- **Problem requirements**: Could you return every line of the records below that contains the word "INDIRECT"?

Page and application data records
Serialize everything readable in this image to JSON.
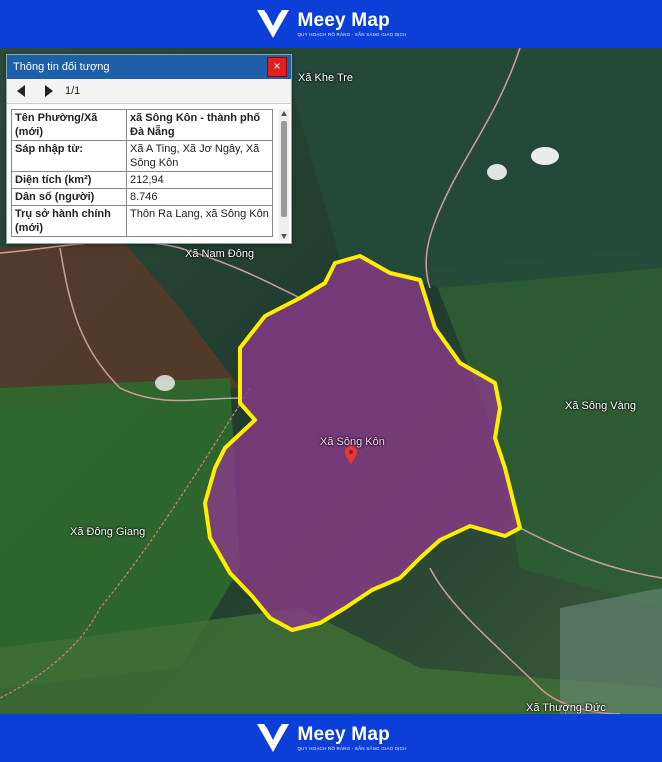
{
  "brand": {
    "name": "Meey Map",
    "tagline": "QUY HOẠCH RÕ RÀNG - SẴN SÀNG GIAO DỊCH"
  },
  "panel": {
    "title": "Thông tin đối tượng",
    "close_label": "×",
    "pager": "1/1",
    "rows": [
      {
        "key": "Tên Phường/Xã (mới)",
        "value": "xã Sông Kôn - thành phố Đà Nẵng"
      },
      {
        "key": "Sáp nhập từ:",
        "value": "Xã A Ting, Xã Jơ Ngây, Xã Sông Kôn"
      },
      {
        "key": "Diện tích (km²)",
        "value": "212,94"
      },
      {
        "key": "Dân số (người)",
        "value": "8.746"
      },
      {
        "key": "Trụ sở hành chính (mới)",
        "value": "Thôn Ra Lang, xã Sông Kôn"
      }
    ]
  },
  "map": {
    "places": {
      "khe_tre": "Xã Khe Tre",
      "nam_dong": "Xã Nam Đông",
      "song_vang": "Xã Sông Vàng",
      "dong_giang": "Xã Đông Giang",
      "thuong_duc": "Xã Thượng Đức",
      "song_kon": "Xã Sông Kôn"
    },
    "colors": {
      "highlight_fill": "#8a3a8a",
      "highlight_border": "#ffee00",
      "pin": "#e53935",
      "banner": "#0b3fd8"
    }
  }
}
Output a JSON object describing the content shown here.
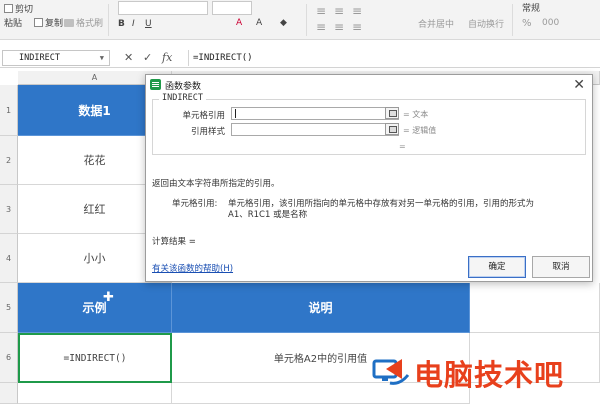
{
  "ribbon": {
    "cut": "剪切",
    "paste": "粘贴",
    "copy": "复制",
    "format_painter": "格式刷",
    "merge_center": "合并居中",
    "wrap_text": "自动换行",
    "number_format": "常规",
    "percent": "%",
    "thousands": "000"
  },
  "formula_bar": {
    "name_box": "INDIRECT",
    "cancel_icon": "close-icon",
    "confirm_icon": "check-icon",
    "fx": "fx",
    "formula": "=INDIRECT()"
  },
  "grid": {
    "col_a": "A",
    "rows": [
      "1",
      "2",
      "3",
      "4",
      "5",
      "6"
    ],
    "a1": "数据1",
    "a2": "花花",
    "a3": "红红",
    "a4": "小小",
    "a5": "示例",
    "b5": "说明",
    "a6": "=INDIRECT()",
    "b6": "单元格A2中的引用值",
    "header_color": "#2f76c8",
    "active_border_color": "#1f9a4a"
  },
  "dialog": {
    "title": "函数参数",
    "function_name": "INDIRECT",
    "arg1_label": "单元格引用",
    "arg1_result": "= 文本",
    "arg2_label": "引用样式",
    "arg2_result": "= 逻辑值",
    "equals": "=",
    "summary": "返回由文本字符串所指定的引用。",
    "arg_desc_label": "单元格引用:",
    "arg_desc_line1": "单元格引用，该引用所指向的单元格中存放有对另一单元格的引用，引用的形式为",
    "arg_desc_line2": "A1、R1C1 或是名称",
    "calc_result": "计算结果 =",
    "help_link": "有关该函数的帮助(H)",
    "ok": "确定",
    "cancel": "取消"
  },
  "watermark": {
    "text": "电脑技术吧",
    "color": "#e8401c"
  }
}
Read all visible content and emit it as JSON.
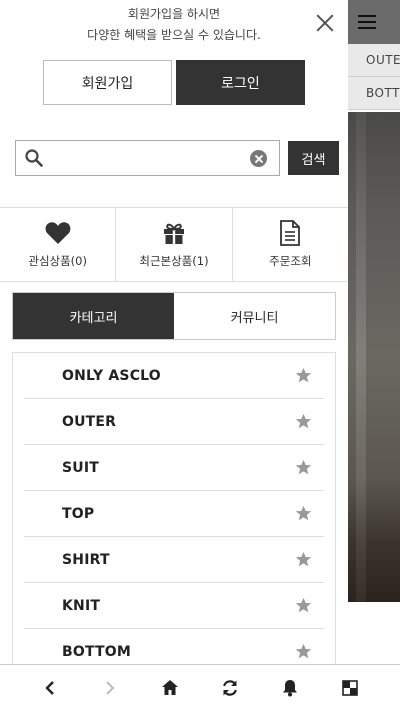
{
  "promo": {
    "line1": "회원가입을 하시면",
    "line2": "다양한 혜택을 받으실 수 있습니다."
  },
  "auth": {
    "signup_label": "회원가입",
    "login_label": "로그인"
  },
  "search": {
    "placeholder": "",
    "value": "",
    "button_label": "검색"
  },
  "shortcuts": [
    {
      "label": "관심상품(0)",
      "icon": "heart-icon"
    },
    {
      "label": "최근본상품(1)",
      "icon": "gift-icon"
    },
    {
      "label": "주문조회",
      "icon": "document-icon"
    }
  ],
  "tabs": [
    {
      "label": "카테고리",
      "active": true
    },
    {
      "label": "커뮤니티",
      "active": false
    }
  ],
  "categories": [
    {
      "label": "ONLY ASCLO"
    },
    {
      "label": "OUTER"
    },
    {
      "label": "SUIT"
    },
    {
      "label": "TOP"
    },
    {
      "label": "SHIRT"
    },
    {
      "label": "KNIT"
    },
    {
      "label": "BOTTOM"
    }
  ],
  "background_page": {
    "menu": [
      "OUTER",
      "BOTTOM"
    ]
  },
  "bottom_nav": [
    "back-icon",
    "forward-icon",
    "home-icon",
    "refresh-icon",
    "bell-icon",
    "tabs-icon"
  ],
  "colors": {
    "dark": "#333333",
    "star": "#999999"
  }
}
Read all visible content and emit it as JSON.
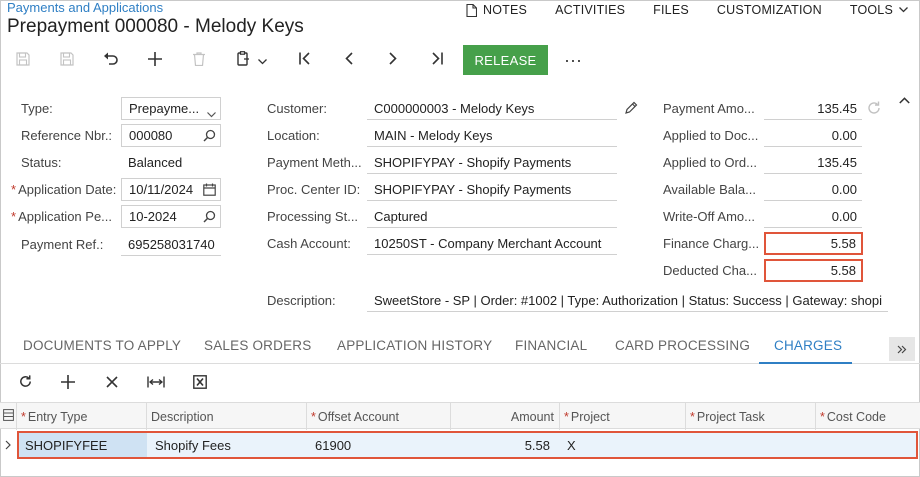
{
  "breadcrumb": "Payments and Applications",
  "title": "Prepayment 000080 - Melody Keys",
  "topnav": [
    {
      "label": "NOTES",
      "icon": "notes-icon"
    },
    {
      "label": "ACTIVITIES"
    },
    {
      "label": "FILES"
    },
    {
      "label": "CUSTOMIZATION"
    },
    {
      "label": "TOOLS",
      "icon": "chevron-down-icon"
    }
  ],
  "toolbar": {
    "release_label": "RELEASE",
    "more_label": "···"
  },
  "form": {
    "type_label": "Type:",
    "type_value": "Prepayme...",
    "refnbr_label": "Reference Nbr.:",
    "refnbr_value": "000080",
    "status_label": "Status:",
    "status_value": "Balanced",
    "appdate_label": "Application Date:",
    "appdate_value": "10/11/2024",
    "appperiod_label": "Application Pe...",
    "appperiod_value": "10-2024",
    "payref_label": "Payment Ref.:",
    "payref_value": "695258031740",
    "customer_label": "Customer:",
    "customer_value": "C000000003 - Melody Keys",
    "location_label": "Location:",
    "location_value": "MAIN - Melody Keys",
    "paymethod_label": "Payment Meth...",
    "paymethod_value": "SHOPIFYPAY - Shopify Payments",
    "proccenter_label": "Proc. Center ID:",
    "proccenter_value": "SHOPIFYPAY - Shopify Payments",
    "procstatus_label": "Processing St...",
    "procstatus_value": "Captured",
    "cashaccount_label": "Cash Account:",
    "cashaccount_value": "10250ST - Company Merchant Account",
    "description_label": "Description:",
    "description_value": "SweetStore - SP | Order: #1002 | Type: Authorization | Status: Success | Gateway: shopi",
    "payamount_label": "Payment Amo...",
    "payamount_value": "135.45",
    "appliedtodoc_label": "Applied to Doc...",
    "appliedtodoc_value": "0.00",
    "appliedtoord_label": "Applied to Ord...",
    "appliedtoord_value": "135.45",
    "availbal_label": "Available Bala...",
    "availbal_value": "0.00",
    "writeoff_label": "Write-Off Amo...",
    "writeoff_value": "0.00",
    "financecharge_label": "Finance Charg...",
    "financecharge_value": "5.58",
    "deductedcharge_label": "Deducted Cha...",
    "deductedcharge_value": "5.58"
  },
  "tabs": [
    "DOCUMENTS TO APPLY",
    "SALES ORDERS",
    "APPLICATION HISTORY",
    "FINANCIAL",
    "CARD PROCESSING",
    "CHARGES"
  ],
  "grid": {
    "columns": {
      "entry_type": "Entry Type",
      "description": "Description",
      "offset_account": "Offset Account",
      "amount": "Amount",
      "project": "Project",
      "project_task": "Project Task",
      "cost_code": "Cost Code"
    },
    "rows": [
      {
        "entry_type": "SHOPIFYFEE",
        "description": "Shopify Fees",
        "offset_account": "61900",
        "amount": "5.58",
        "project": "X",
        "project_task": "",
        "cost_code": ""
      }
    ]
  },
  "colors": {
    "accent": "#2f7fc4",
    "release": "#46a04a",
    "highlight": "#e0553a"
  }
}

- **Written solution**:
    "name_box": "INDIRECT",
    "formula": "=INDIRECT()"
    "a6": "=INDIRECT()",
    "function_name": "INDIRECT",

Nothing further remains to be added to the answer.